Background and Purpose: We have seen a profound increase in lifespan for individuals with Down syndrome (DS) in the past few decades leading to a large and somewhat understudied population of middle- and older aged adults with DS. Individuals with DS are at higher risk for earlier onset of dementia given the trisomy of chromosome 21 where the amyloid precursor protein (APP) gene is located. Beta-amyloid (produced by APP proteins) is hypothesized to increase risk for Alzheimer’s dementia. While neuropsychological testing and imaging data confirms the increased risk of dementia in convenience samples of adults with DS, little epidemiological work has clarified the extent of this public health crises. Our objective was to describe prevalence and incidence of dementia in DS and compare results to other intellectual and developmental disabilities (IDD) in which we can now assess later life outcomes.

Methods: We assessed Medicaid claims for adults (≥ 21 years) who had two claims for IDD on two different days ever during their Medicaid enrollment. Participants were included if they had ICD-9 or ICD-10 codes for autism spectrum disorder (ASD; N=5860), intellectual disability (ID; N=13482), or DS (N=2698). We analyzed claims from 2008-2018. Dementia claims were extracted from codes from Center for Medicaid Studies Chronic Conditions Data Warehouse and used previously validated procedures and that  recommend a minimum of 3 years enrollment to ensure diagnostic validity. We categorized our case groups into exclusive categories (DS, ASD without ID, ASD with ID, and ID not DS) and created three age groups to account for differences in age distribution between case groups (age at first year enrolled of <40, 40-54, or ≥55).  We used a 1-year washout period to assess incident dementia claims and created Kaplan Meier curves that accounted for administrative censoring.

Results: In beneficiaries with DS, 20.5% had a claim of dementia over the ten-year follow-up. By age category, 50.0% of beneficiaries with DS ≥55 years had a dementia claim, more than twice the prevalence of other IDD groups.  Probability of an incident dementia claim was 0.4 over ten years enrollment for the 40-54 DS age group and 0.6 for the ≥55 DS age group. We found differences between prevalent dementia claims across age groups comparing ASD without and ASD with ID (post-hoc logistic regression adjusting for age; odds ratio 0.53, 95% CI 0.4, 0.7). Incidence did not differ between the ASD, ASD+ID, and ID groups in the older two age groups based on log-rank tests having P values >0.05.

Conclusions and Implications: Our findings from a state-wide health service system illustrate that dementia is highly prevalent in community-dwelling adults with DS, confirming past clinical and convenience samples. Adults with ASD+ID were at higher risk compared to adults with ASD without ID, highlighting areas for future analyses.
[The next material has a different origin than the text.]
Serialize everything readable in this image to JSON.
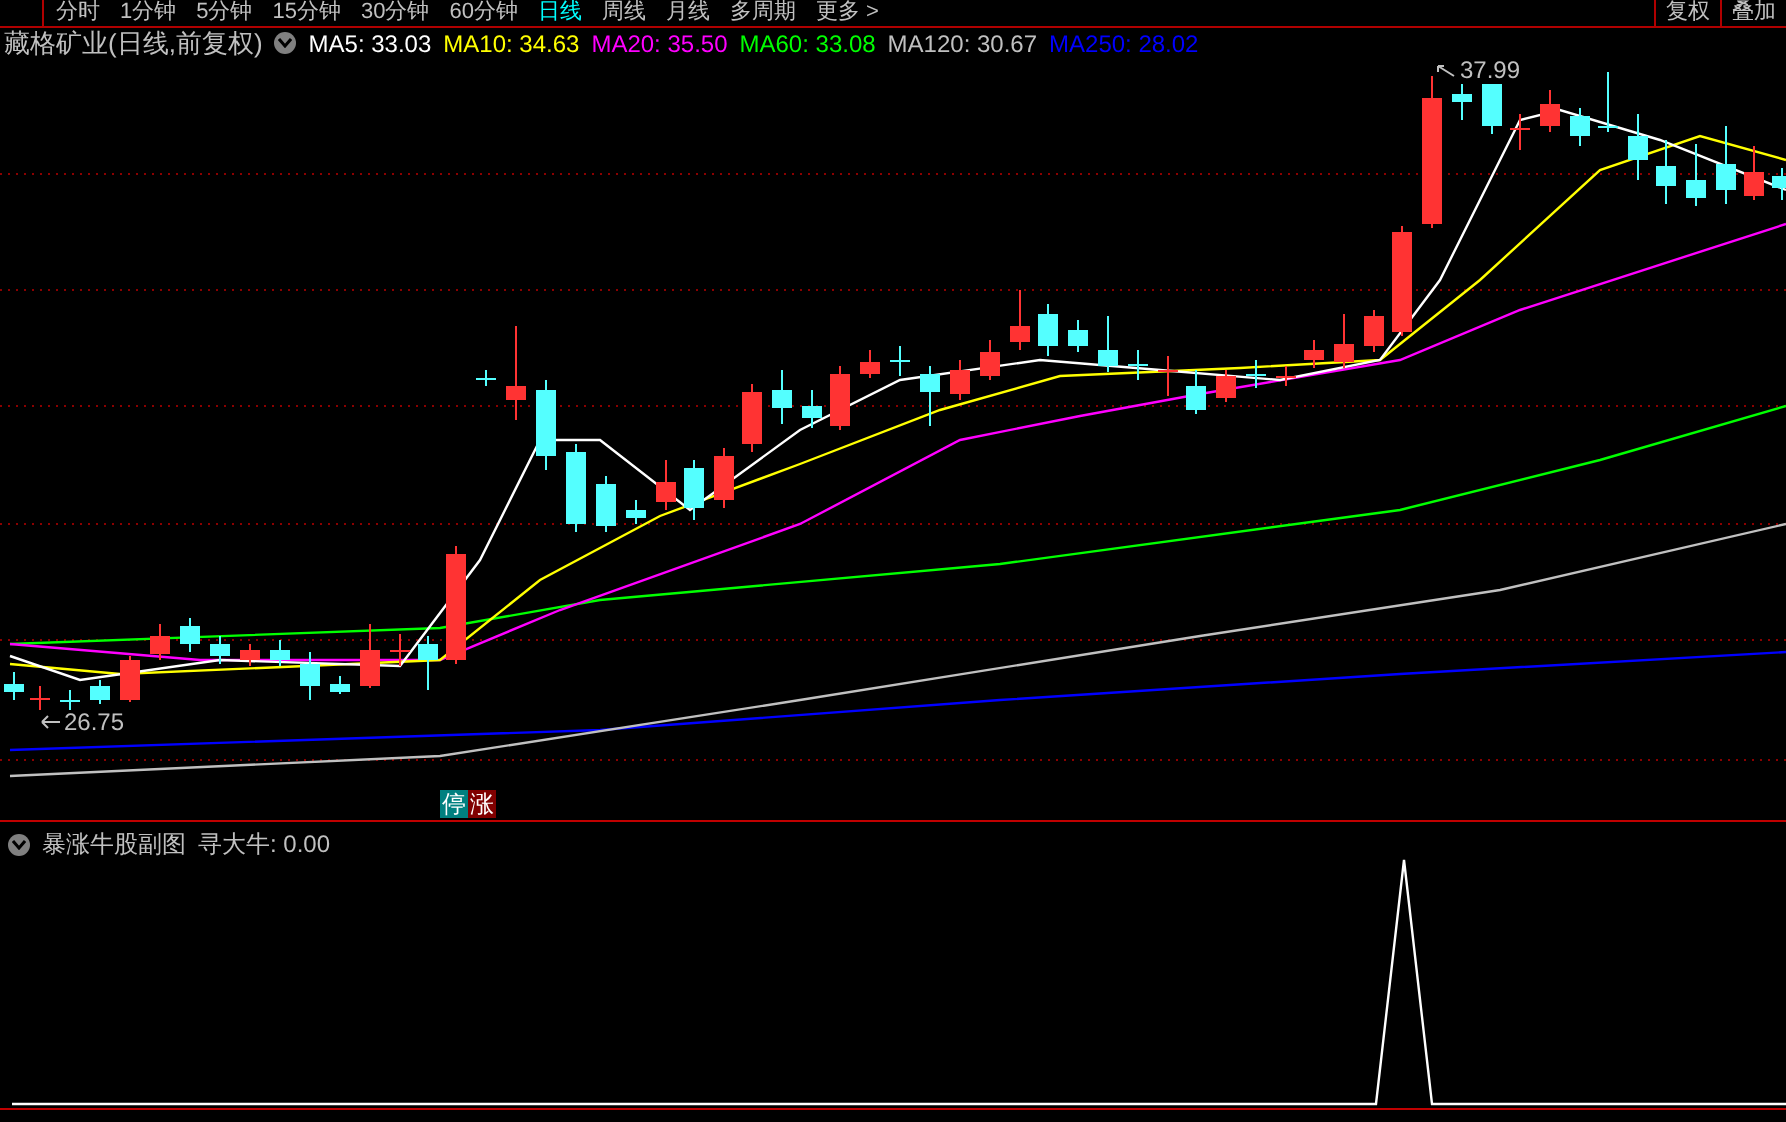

High prevalence of dementia in adult Medicaid beneficiaries with DS suggests the need to develop specific services and supports for adults with DS and dementia, particularly as adults with DS age and reside in Medicaid-funded assisted living and/or skilled nursing facilities.